ACW Union Cavalry, 1861–1865
Italeri 1:72 Scale Figure Review
This figure set is similar in many respects to the superb Confederate Cavalry released earlier. The horse poses are marginally different, and they may be mixed to add a little variety to either formation. There is much less variety in uniform styles, these troopers are wearing regulation dress which did not survive long in the field. Regulation shell jackets may be converted to plain short jackets by removing the trim lines. This reviewer uses the hot spatula of the Rai-Ro ZEP-70 soldering iron to remove flash and trim lines prior to painting.
15 riders in 9 poses – 25 mm equal 5’-11″ Height
- Officer with Telescope, Frock Coat
- 2 Officers with rested Sabre, Shell Jacket
- Guidon-bearer & Trumpeter, Dress Jacket
- 2 Corporals with Revolver, Dress Jacket
- 8 Troopers, Dress Jacket
- Sergeant & Trooper dismounted
17 horses in 5 poses – 22 mm equal 15.2 Hands
- Walking Horse (5)
- Charging Horse (10)
Excellent Detail. Buttons, belt buckles, badges, weapons and accoutrements are clearly visible and easy to paint.
Useful historic poses. The mounted and dismounted troopers will be popular among wargamers and diorama builders.
The selection of horses is acceptable, but only marginally different from that found in the Confederate Cavalry set. An opportunity has been missed, this set should have included those horse poses not covered in the earlier box. There is still not a single acceptable standing horse in the range. A grave ommission, considering that there are dismounted troopers, officers and guidon-bearers who really benefit from a stationary mount. The "standing" horse in this box is actually walking in the hind quarters, ruining the pose for most of us.

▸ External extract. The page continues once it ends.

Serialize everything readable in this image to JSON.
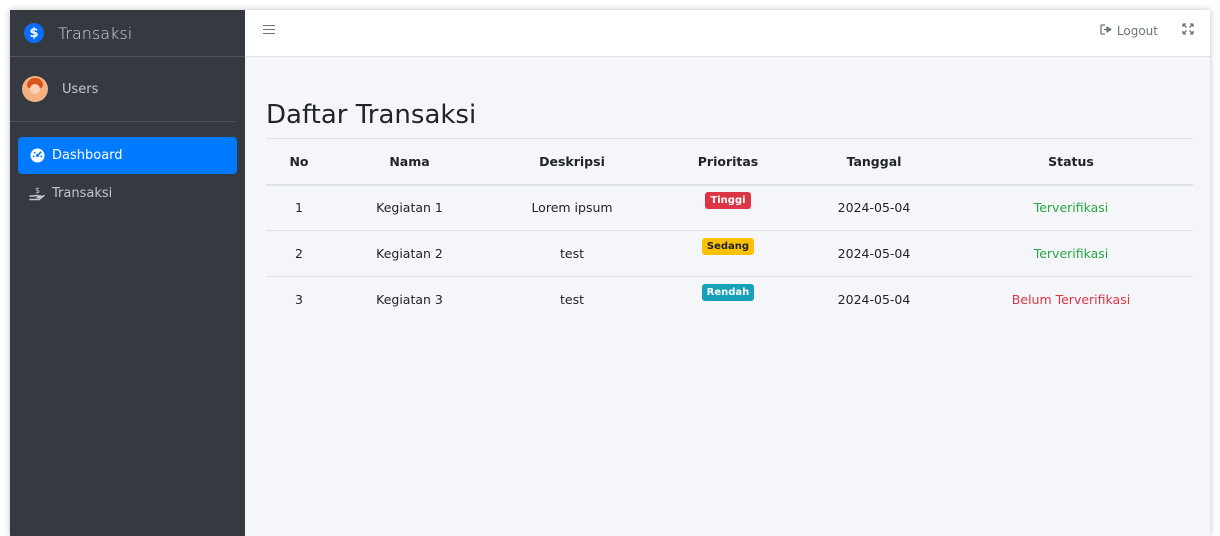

Good casting quality. Some flash, particularly on the trumpeter and guidon-bearer.
Cast in dark grey/silver plastic.
All of the horse poses are sculpted inaccurately. One galloping mount looks like it has just been shot in the chest or is being reigned in abruptly. One horse is ambling at full speed; a ridiculous pose for a cavalry mount. Another one is prancing like a circus pony. And then there is the animal with stationary front legs and walking hind quarters. The discerning modeller will be tempted to cut this horse apart at the girth, and find a more suitable set of hind legs for it.
Some standard equipment is missing or carried incorrectly. The miniatures all carry sabres, but the sabre was not usually carried on the person, it only got in the way during dismounted duty, and it was of marginal value in a serious fight. Pistols were carried on the right hip, with the butt forward. Instead, the figures carry cowboy-style pistol holsters, without the flap, and with the butt pointing backwards. One wonders: Do figure designers and sculptors not have access to historic photos, and do they not watch movies of the cavalry! Even Hollywood would have gotten the pistols right, every kid knows that.
Several figures carry a carbine belt, or what’s left of it, but there is no carbine attached to it. Even the officer figures wear thin straps for no apparent reason. One way to fix this is to give the officers a canteen or a telescope case.
The trumpeter carries no carbine or pistol, although he does have a thin strap in place of the carbine belt. Again, there is no apparent reason for it. To the left of his belt buckle are two tassels, but there is no sash to which they might be attached. This is the kind of detail we don’t need.
The guidon-bearer is unarmed as well, except for his sabre. And, his guidon is wrong: The obverse shows the Stars and Stripes, the reverse is the regimental colour. Clearly, that’s not the way to make modellers and collectors happy. It would have been better to make a decision one way or the other. The best way to fix this is to scratch-build a more accurate guidon from paper and attach it to a staff made from 0.6 mm piano-wire.
The dismounted and kneeling trooper has no base plate, he will be difficult to attach to a diorama or wargame base. Insert piano-wire pegs into his boot and one knee, then sink the pins into a plastic base.
- US Cavalry, 1861–1865
- Confederate Cavalry, 1861–1865
Replace some kepis with slouch hats, scrape off trim lines, add personal equipment.
These Union Cavalry are best used in conjunction with Italeri’s Confederate Cavalry already on the market. Mix the two sets and select the poses which work best for the unit.
- On Campaign – The Civil War Art of Keith Rocco, pp. 19, 41-42
- Wise, Terence: Military Flags of the World, 1618–1900, Plates 56-57